Our starting point is West Hollywood, where Bikes and Hikes is headquartered. (They have two locations and are the only bike touring company in the city; they also do rentals.)
In six hours we cover more than 30 miles, with lots of water and pee breaks. Beverly Hills and Bel Air present the biggest challenge with their many hills, but anyone of moderate fitness level should go for it (there’s also a shorter tour “that an 80-year-old grandmother” could handle). Highlights include Lucille Ball’s old place and the rental house where Michael Jackson died.
The rest of the route is fairly flat (topographically speaking), taking us down to Santa Monica, then along Venice Beach (where we pause for a healthy lunch of wraps and salads while ogling shirtless hotties headed to Muscle Beach). From there we glide by Marina del Rey (where Dexter comes to dump body parts) and veer toward Ballona Creek (site of the Terminator 2 motorbike chase). With an amazing bike path alongside it, the creek takes us all the way to Culver City, the final highlight on the tour.

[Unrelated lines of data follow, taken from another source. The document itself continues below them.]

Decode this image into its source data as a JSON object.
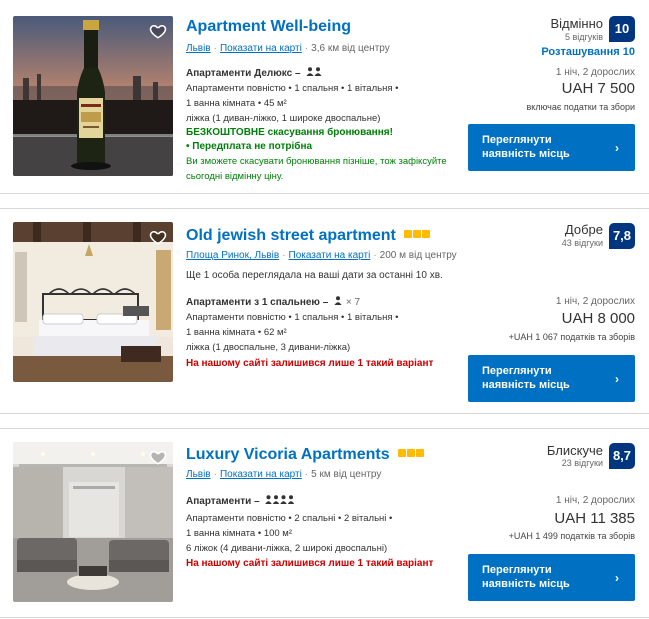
{
  "listings": [
    {
      "title": "Apartment Well-being",
      "stars": 0,
      "district": "Львів",
      "map_link": "Показати на карті",
      "distance": "3,6 км від центру",
      "score_word": "Відмінно",
      "reviews": "5 відгуків",
      "score": "10",
      "location_score": "Розташування 10",
      "room": "Апартаменти Делюкс –",
      "occupancy": "",
      "detail_1": "Апартаменти повністю • 1 спальня • 1 вітальня •",
      "detail_2": "1 ванна кімната • 45 м²",
      "detail_3": "ліжка (1 диван-ліжко, 1 широке двоспальне)",
      "free_cancel": "БЕЗКОШТОВНЕ скасування бронювання!",
      "no_prepay": "• Передплата не потрібна",
      "cancel_note_1": "Ви зможете скасувати бронювання пізніше, тож зафіксуйте",
      "cancel_note_2": "сьогодні відмінну ціну.",
      "nights": "1 ніч, 2 дорослих",
      "price": "UAH 7 500",
      "taxes": "включає податки та збори",
      "cta": [
        "Переглянути",
        "наявність місць"
      ]
    },
    {
      "title": "Old jewish street apartment",
      "stars": 3,
      "district": "Площа Ринок, Львів",
      "map_link": "Показати на карті",
      "distance": "200 м від центру",
      "score_word": "Добре",
      "reviews": "43 відгуки",
      "score": "7,8",
      "viewers": "Ще 1 особа переглядала на ваші дати за останні 10 хв.",
      "room": "Апартаменти з 1 спальнею –",
      "occupancy": "× 7",
      "detail_1": "Апартаменти повністю • 1 спальня • 1 вітальня •",
      "detail_2": "1 ванна кімната • 62 м²",
      "detail_3": "ліжка (1 двоспальне, 3 дивани-ліжка)",
      "availability": "На нашому сайті залишився лише 1 такий варіант",
      "nights": "1 ніч, 2 дорослих",
      "price": "UAH 8 000",
      "taxes": "+UAH 1 067 податків та зборів",
      "cta": [
        "Переглянути",
        "наявність місць"
      ]
    },
    {
      "title": "Luxury Vicoria Apartments",
      "stars": 3,
      "district": "Львів",
      "map_link": "Показати на карті",
      "distance": "5 км від центру",
      "score_word": "Блискуче",
      "reviews": "23 відгуки",
      "score": "8,7",
      "room": "Апартаменти –",
      "occupancy": "",
      "detail_1": "Апартаменти повністю • 2 спальні • 2 вітальні •",
      "detail_2": "1 ванна кімната • 100 м²",
      "detail_3": "6 ліжок (4 дивани-ліжка, 2 широкі двоспальні)",
      "availability": "На нашому сайті залишився лише 1 такий варіант",
      "nights": "1 ніч, 2 дорослих",
      "price": "UAH 11 385",
      "taxes": "+UAH 1 499 податків та зборів",
      "cta": [
        "Переглянути",
        "наявність місць"
      ]
    }
  ],
  "icons": {
    "favorite": "heart-icon",
    "occupancy": "person-icon",
    "cta_arrow": "chevron-right-icon",
    "rating_star": "star-icon"
  },
  "colors": {
    "link": "#0071c2",
    "score_box": "#003580",
    "star": "#febb02",
    "green": "#008009",
    "urgent": "#cc0000"
  }
}
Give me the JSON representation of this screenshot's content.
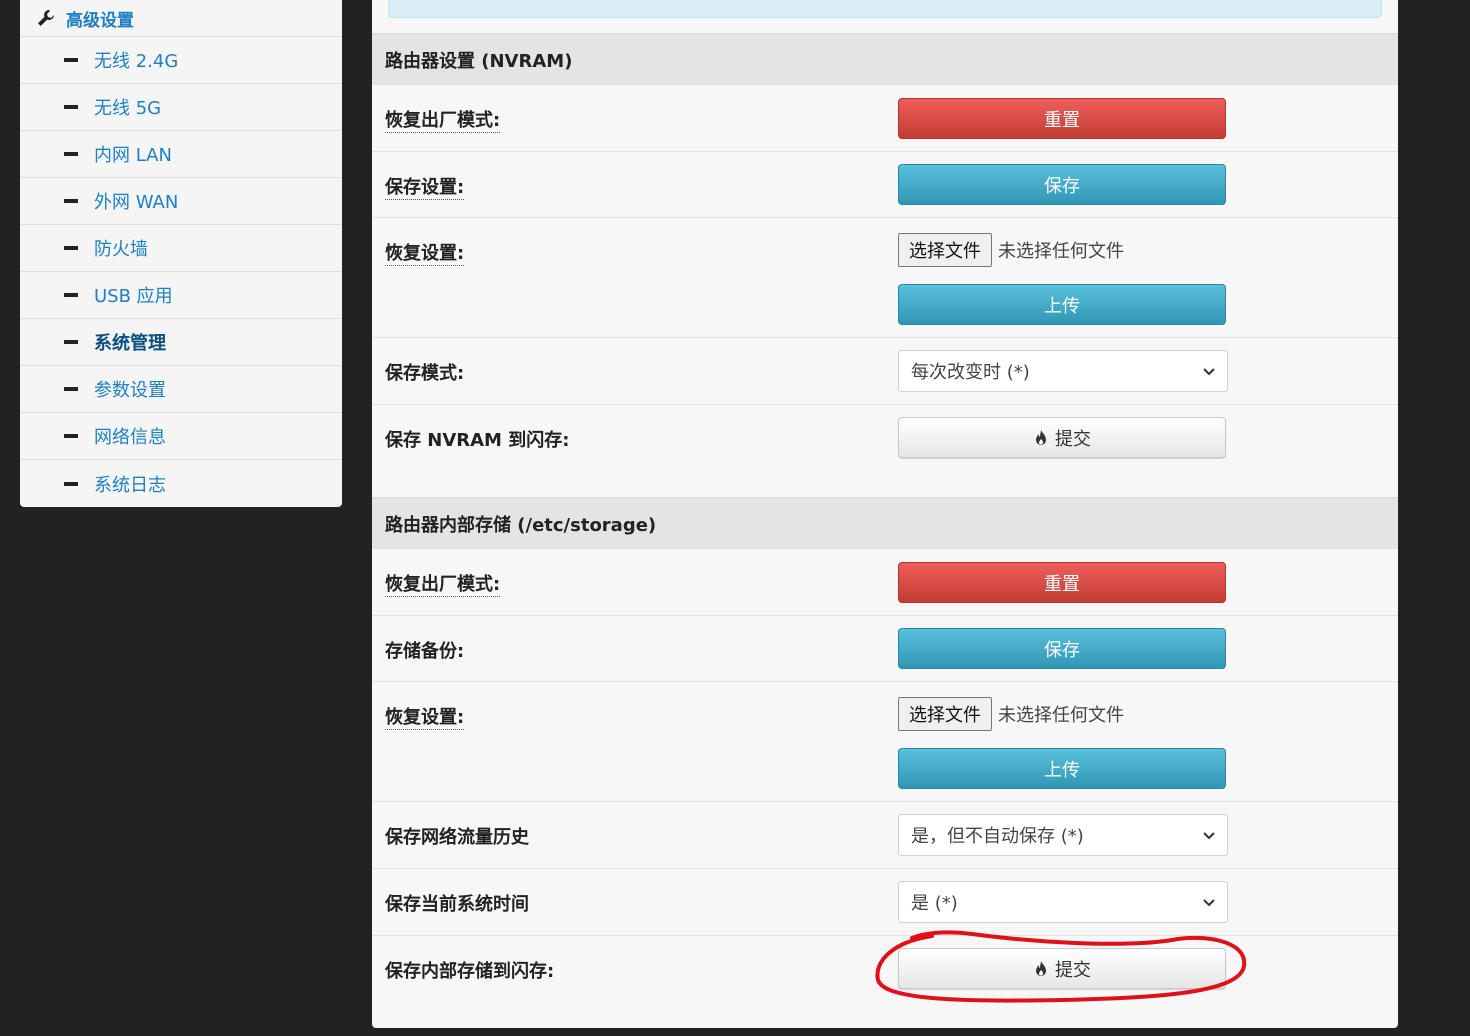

The Wizard of Oz was shot here (Beaudoin points out that in that pre-internet era most of the Munchkins actors had never met other little people. Like any marginalized set of individuals brought together for the first time, they partied. Hard.)
With my brain brimming with gay history and my body whacked by six hours of cycling, I wrap with a visit to Universal Studios theme park. The Simpsons TV show has long been a gay favourite, and fans will love the ride. Strapped into a car that tosses us around in a 3D simulation, we struggle to escape Sideshow Bob. The new Transformers ride is also hugely popular. I loved the studio tour, complete with cheesy Jaws attack. There’s something about visiting the clock-tower square from Back to the Future (still crushing on Michael J Fox), seeing the peaks of Dr Seuss’s campy Whoville’s towers poking up over the roof of the neighbouring Bates Motel (creepy!), and then driving through the airplane crash site from War of the Worlds. I mention the latter because Tom Cruise is not gay. You heard it here first.
WHERE TO STAY
Hyatt Regency Century Plaza
This beautiful hotel in Century City has a walk-in pool, hot tub and private cabanas, all steps from an Equinox fitness club and an upscale, open-air shopping plaza with the likes of Hugo Boss, Brooks Brothers and Bloomingdale’s. Car renters may want to take advantage of the Hertz location on site, and Starbucks is right there for your caffeine fix. centuryplaza.hyatt.com
Located directly across from CBS studios, where shows like The Price Is Right and Dancing with the Stars are taped, the Farmer’s Daughter is a fun, country-style hotel. It’s within easy driving distance of West Hollywood and is minutes from The Grove outdoor shopping mall, where hunky Mario Lopez tapes his Extra TV segments Monday to Friday. farmersdaughterhotel.com
The very friendly folks at the Sheraton Universal are clearly eager for visitors to have a good time. With its beautiful pool, hot tub and workout area, it’s just a shuttle-bus ride away from the Universal Studios theme park. It’s also a five-minute walk from the city’s red Metro line, which can take visitors into Hollywood. sheratonuniversal.com
In the downtown area, the historic Hilton Checkers is a great option. It’s close to the Metro, has a rooftop pool, whirlpool and sun deck — with an amazing downtown view — and offers easy access to Hollywood, the Museum of Modern Art and the Walt Disney Concert Hall. hiltoncheckers.com
With numerous direct flights to Los Angeles, American Airlines has some of the cheapest airfares to the City of Angels. aa.com
LA Tourism discoverlosangeles.com West Hollywood Tourism visitwesthollywood.com